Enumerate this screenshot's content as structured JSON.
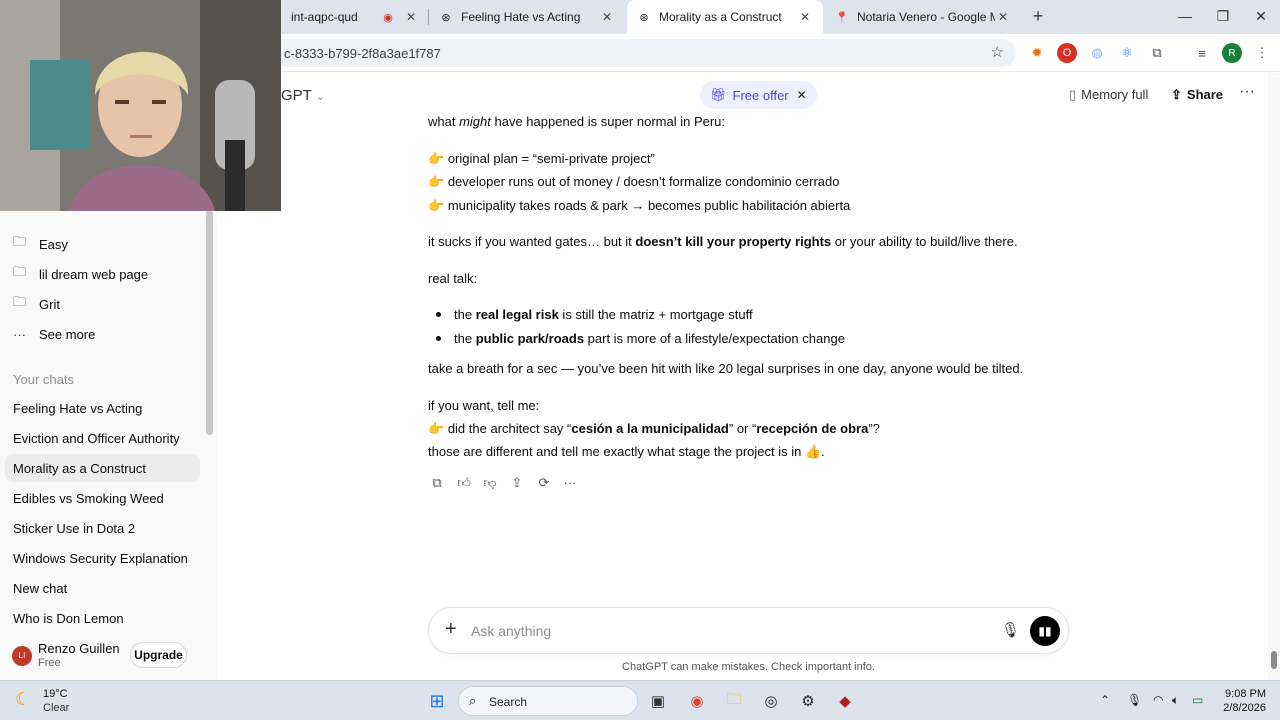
{
  "browser": {
    "tabs": [
      {
        "label": "int-aqpc-qud",
        "icon": "recording-icon",
        "active": false
      },
      {
        "label": "Feeling Hate vs Acting",
        "icon": "chatgpt-icon",
        "active": false
      },
      {
        "label": "Morality as a Construct",
        "icon": "chatgpt-icon",
        "active": true
      },
      {
        "label": "Notaria Venero - Google Maps",
        "icon": "maps-pin-icon",
        "active": false
      }
    ],
    "url": "c-8333-b799-2f8a3ae1f787",
    "profile_initial": "R"
  },
  "sidebar": {
    "items": [
      {
        "label": "Easy",
        "icon": "folder-icon"
      },
      {
        "label": "lil dream web page",
        "icon": "folder-icon"
      },
      {
        "label": "Grit",
        "icon": "folder-icon"
      },
      {
        "label": "See more",
        "icon": "more-icon"
      }
    ],
    "section_title": "Your chats",
    "chats": [
      "Feeling Hate vs Acting",
      "Eviction and Officer Authority",
      "Morality as a Construct",
      "Edibles vs Smoking Weed",
      "Sticker Use in Dota 2",
      "Windows Security Explanation",
      "New chat",
      "Who is Don Lemon"
    ],
    "active_chat": "Morality as a Construct",
    "user": {
      "name": "Renzo Guillen",
      "plan": "Free",
      "initials": "LI",
      "upgrade_label": "Upgrade"
    }
  },
  "header": {
    "model": "GPT",
    "offer_label": "Free offer",
    "memory_label": "Memory full",
    "share_label": "Share"
  },
  "message": {
    "line1_pre": "what ",
    "line1_em": "might",
    "line1_post": " have happened is super normal in Peru:",
    "point1": "original plan = “semi-private project”",
    "point2": "developer runs out of money / doesn’t formalize condominio cerrado",
    "point3": "municipality takes roads & park → becomes public habilitación abierta",
    "sucks_pre": "it sucks if you wanted gates… but it ",
    "sucks_bold": "doesn’t kill your property rights",
    "sucks_post": " or your ability to build/live there.",
    "real_talk": "real talk:",
    "b1_pre": "the ",
    "b1_bold": "real legal risk",
    "b1_post": " is still the matriz + mortgage stuff",
    "b2_pre": "the ",
    "b2_bold": "public park/roads",
    "b2_post": " part is more of a lifestyle/expectation change",
    "breath": "take a breath for a sec — you’ve been hit with like 20 legal surprises in one day, anyone would be tilted.",
    "ifwant": "if you want, tell me:",
    "q_pre": "did the architect say “",
    "q_bold1": "cesión a la municipalidad",
    "q_mid": "” or “",
    "q_bold2": "recepción de obra",
    "q_post": "”?",
    "last": "those are different and tell me exactly what stage the project is in",
    "emoji_point": "👉",
    "emoji_end": "👍",
    "last_end": "."
  },
  "composer": {
    "placeholder": "Ask anything",
    "disclaimer": "ChatGPT can make mistakes. Check important info."
  },
  "taskbar": {
    "temp": "19°C",
    "weather": "Clear",
    "search_label": "Search",
    "time": "9:08 PM",
    "date": "2/8/2026"
  }
}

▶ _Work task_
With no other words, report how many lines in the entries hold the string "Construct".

▶ _Written answer_
3